Total Recall: Less a remake of Arnie’s 1990 flick than a new adaptation of Phillip K. Dick’s short story. Colin Farrell plays Quaid, a man who starts to believe that everything he remembers might not be real. Kate Beckinsale is in the Sharon Stone role; Jessica Biel and Bryan Cranston also star.
Step Up Revolution: This time the dancing is in 3D! And Miami!
The Dark Knight Rises: Christopher Nolan’s epic Batman trilogy concludes.
Beasts of the Southern Wild: This Sundance success, about a little girl living in Louisiana after an apocalyptic environmental disaster, is beautiful and beguiling.
Ice Age: Continental Drift: So cold.
The Amazing Spider-Man: Apparently, he does whatever a spider can. In 3-D, too.
Deep Sea: This IMAX undersea film was made by Del Mar’s Howard and Michele Hall and is narrated by Johnny Depp and Kate Winslet. Screens at the Reuben H. Fleet Science Center in Balboa Park.
Ted: Mark Wahlberg’s girlfriend gives him an ultimatum: It’s either her or his walking, talking, foul-mouthed teddy bear, voiced by Family Guy’s Seth MacFarlane, who also wrote and directed.
Tyler Perry’s Medea’s Witness Protection: What the world needs now, apparently, is another Medea movie.
Moonrise Kingdom: Set on an island off the coast of New England in 1965, this new one about two 12-year-olds who fall in love and run away from the dysfunctional adults in their lives will be adored by those who worship at the altar of Wes Anderson.
Madagascar 3: Apparently kids still fall for this. Parents, too.
Flying Monsters 3D: No, it’s not a crappy studio blockbuster—this one is all about dinosaurs and was written and directed by Richard Attenborough, using Avatar-like technology, and plays the San Diego Natural History Museum in Balboa Park.
The Intouchables: French blockbuster sensation about an aging Caucasian paraplegic who hires a poor young black man to be his caretaker. Ends Sept. 27 at Hillcrest Cinemas.
Men in Black 3: Will Smith has to go back in time to prevent Flight of the Conchords’ Jemaine Clement from murdering Tommy Lee Jones, who’s represented in the past by Josh Brolin.
The Avengers: It set box-office records for the biggest opening weekend ever, and for good reason. Joss Whedon’s take on the Marvel franchise is well-written, superbly edited, funny and enormously entertaining.
To the Arctic 3-D: Cute-animal-movie alert No. 2. Meryl Streep narrates this new IMAX movie about a mama polar bear and her two cubs.
Black Holes: The Other Side of Infinity: Liam Neeson narrates this IMAX film, screening at the Reuben H. Fleet Science Center in Balboa Park.
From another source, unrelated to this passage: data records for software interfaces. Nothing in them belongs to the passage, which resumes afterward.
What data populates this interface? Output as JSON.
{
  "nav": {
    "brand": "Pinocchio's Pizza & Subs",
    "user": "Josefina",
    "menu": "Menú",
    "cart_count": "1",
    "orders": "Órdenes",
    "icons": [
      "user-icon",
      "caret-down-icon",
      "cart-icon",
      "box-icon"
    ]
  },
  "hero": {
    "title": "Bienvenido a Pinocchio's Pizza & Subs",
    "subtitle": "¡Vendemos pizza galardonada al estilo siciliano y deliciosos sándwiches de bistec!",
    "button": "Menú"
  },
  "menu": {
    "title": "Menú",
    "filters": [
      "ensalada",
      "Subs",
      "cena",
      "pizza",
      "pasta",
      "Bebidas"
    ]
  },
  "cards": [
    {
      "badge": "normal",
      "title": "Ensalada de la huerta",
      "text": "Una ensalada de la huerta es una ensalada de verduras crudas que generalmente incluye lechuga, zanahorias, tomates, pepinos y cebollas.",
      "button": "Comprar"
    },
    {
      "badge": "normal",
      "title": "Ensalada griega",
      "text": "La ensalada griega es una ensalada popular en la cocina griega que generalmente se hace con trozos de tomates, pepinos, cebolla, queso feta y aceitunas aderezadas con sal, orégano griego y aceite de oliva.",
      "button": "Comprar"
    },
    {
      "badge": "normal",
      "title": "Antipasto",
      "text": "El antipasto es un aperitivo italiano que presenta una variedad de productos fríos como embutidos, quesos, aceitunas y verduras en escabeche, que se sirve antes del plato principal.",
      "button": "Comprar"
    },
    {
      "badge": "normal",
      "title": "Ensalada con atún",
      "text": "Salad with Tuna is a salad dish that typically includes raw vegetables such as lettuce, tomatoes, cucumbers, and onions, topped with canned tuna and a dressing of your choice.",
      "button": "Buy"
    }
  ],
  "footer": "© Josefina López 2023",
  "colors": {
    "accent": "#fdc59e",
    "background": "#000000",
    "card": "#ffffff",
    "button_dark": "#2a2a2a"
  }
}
Born to be Wild 3-D: Despite sounding like yet another animated animal movie, this is an IMAX film about baby elephants and orangutans and the people who love them. Oh, and it’s narrated by Morgan Freeman. Collective sigh for the baby monkeys, please.
The Rocky Horror Picture Show: The camp classic continues its ongoing run, Fridays at midnight at La Paloma Theatre in Encinitas.